Like The Monsters of Homer's Odyssey
Georg Braun and Frans Hogenberg's two-part view, titled Cataractae Danubii Vulgo Strudl et Werbl. Duo Loca Periculosae Inter Imsum Superis et Cremsium Inferioris Austriae, provides an informative illustration of a portion of the Danube River.
The detailed image depicts two sections of the river known for its swift currents and tumultuous conditions. Scylla and Charybdis mentioned in the title refer to the monsters from the Odyssey, who live on both sides of a strait.
The focus of the image is the river itself, shown flowing through a rugged, mountainous landscape. The river's course at this point is characterized by white-water rapids and whirlpools. These terms indicate the rough conditions created by the river's fast-moving waters against the rocky river bed, contributing to the difficulty of navigation in this section.
The Danube is shown running between high cliffs on either side, presenting a visually impressive natural landscape. The cliffs are predominantly rocky and covered in green vegetation, which adds color and texture to the image. Protruding rocky outcrops interrupt the line of the cliffs, indicating the river's winding course.
Boats of different sizes are shown on the river, demonstrating its use as a transport route despite the challenging conditions. Some boats appear to be caught in the whirlpools, indicating the difficulties encountered by river users.
Georg Braun (1541-1622) was born and died in Cologne. His primary vocation was as Catholic cleric; he spent thirty-seven years as canon and dean at the church St. Maria ad Gradus, in Cologne. Braun was the chief editor of the Civitates orbis terrarum, the greatest book of town views ever published. His job entailed hiring artists, acquiring source material for the maps and views, and writing the text. In this role, he was assisted by Abraham Ortelius. Braun lived into his 80s, and he was the only member of the original team to witness the publication of the sixth volume in 1617.

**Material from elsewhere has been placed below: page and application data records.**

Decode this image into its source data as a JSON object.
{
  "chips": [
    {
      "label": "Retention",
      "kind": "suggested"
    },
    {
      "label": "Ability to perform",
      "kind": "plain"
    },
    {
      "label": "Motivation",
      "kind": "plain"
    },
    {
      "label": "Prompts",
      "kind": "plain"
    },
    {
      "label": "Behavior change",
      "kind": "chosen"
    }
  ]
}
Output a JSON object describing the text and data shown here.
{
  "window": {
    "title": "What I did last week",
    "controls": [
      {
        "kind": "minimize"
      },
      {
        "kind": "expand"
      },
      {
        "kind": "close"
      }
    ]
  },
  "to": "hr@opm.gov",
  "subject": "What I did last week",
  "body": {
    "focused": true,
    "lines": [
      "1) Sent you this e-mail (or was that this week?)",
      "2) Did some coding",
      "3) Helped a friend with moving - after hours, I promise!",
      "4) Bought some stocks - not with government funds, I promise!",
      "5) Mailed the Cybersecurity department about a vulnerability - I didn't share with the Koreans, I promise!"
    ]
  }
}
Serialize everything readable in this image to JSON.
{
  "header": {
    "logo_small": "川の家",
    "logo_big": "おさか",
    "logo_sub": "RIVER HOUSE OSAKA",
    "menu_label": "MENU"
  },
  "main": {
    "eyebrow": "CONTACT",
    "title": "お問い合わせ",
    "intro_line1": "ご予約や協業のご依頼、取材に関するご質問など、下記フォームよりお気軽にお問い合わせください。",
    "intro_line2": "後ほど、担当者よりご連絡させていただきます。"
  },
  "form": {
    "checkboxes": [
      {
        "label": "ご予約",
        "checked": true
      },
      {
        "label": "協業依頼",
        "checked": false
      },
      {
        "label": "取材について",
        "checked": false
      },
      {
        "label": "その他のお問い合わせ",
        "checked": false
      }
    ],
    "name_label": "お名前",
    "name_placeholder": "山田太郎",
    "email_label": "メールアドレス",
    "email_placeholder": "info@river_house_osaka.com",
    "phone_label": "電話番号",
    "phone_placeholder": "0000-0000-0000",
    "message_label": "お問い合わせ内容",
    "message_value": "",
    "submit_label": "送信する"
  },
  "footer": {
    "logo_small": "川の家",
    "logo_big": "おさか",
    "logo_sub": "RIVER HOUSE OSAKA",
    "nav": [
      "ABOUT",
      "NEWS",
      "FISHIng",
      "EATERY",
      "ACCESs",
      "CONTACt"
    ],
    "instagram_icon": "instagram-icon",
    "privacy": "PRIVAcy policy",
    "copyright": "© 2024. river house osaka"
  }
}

Frans Hogenberg (ca. 1540-ca. 1590) was a Flemish and German engraver and mapmaker who also painted. He was born in Mechelen, south of Antwerp, the son of wood engraver and etcher Nicolas Hogenberg. Together with his father, brother (Remigius), uncle, and cousins, Frans was one member of a prominent artistic family in the Netherlands.
During the 1550s, Frans worked in Antwerp with the famous mapmaker Abraham Ortelius. There, he engraved the maps for Ortelius’ groundbreaking first atlas, published in Antwerp in 1570, along with Johannes van Deotecum and Ambrosius and Ferdinand Arsenius. It is suspected he engraved the title page as well. Later, Ortelius supported Hogenberg with information for a different project, the Civitates orbis terrarium (edited by Georg Braun, engraved by Hogenberg, published in six volumes, Cologne, 1572-1617). Hogenberg engraved the majority of the work’s 546 prospects and views.
It is possible that Frans spent some time in England while fleeing from religious persecution, but he was living and working in Cologne by 1580. That is the city where he died around 1590. In addition to his maps, he is known for his historical allegories and portraits. His brother, Remigius, also went on to some fame as an engraver, and he died around the same time as his brother.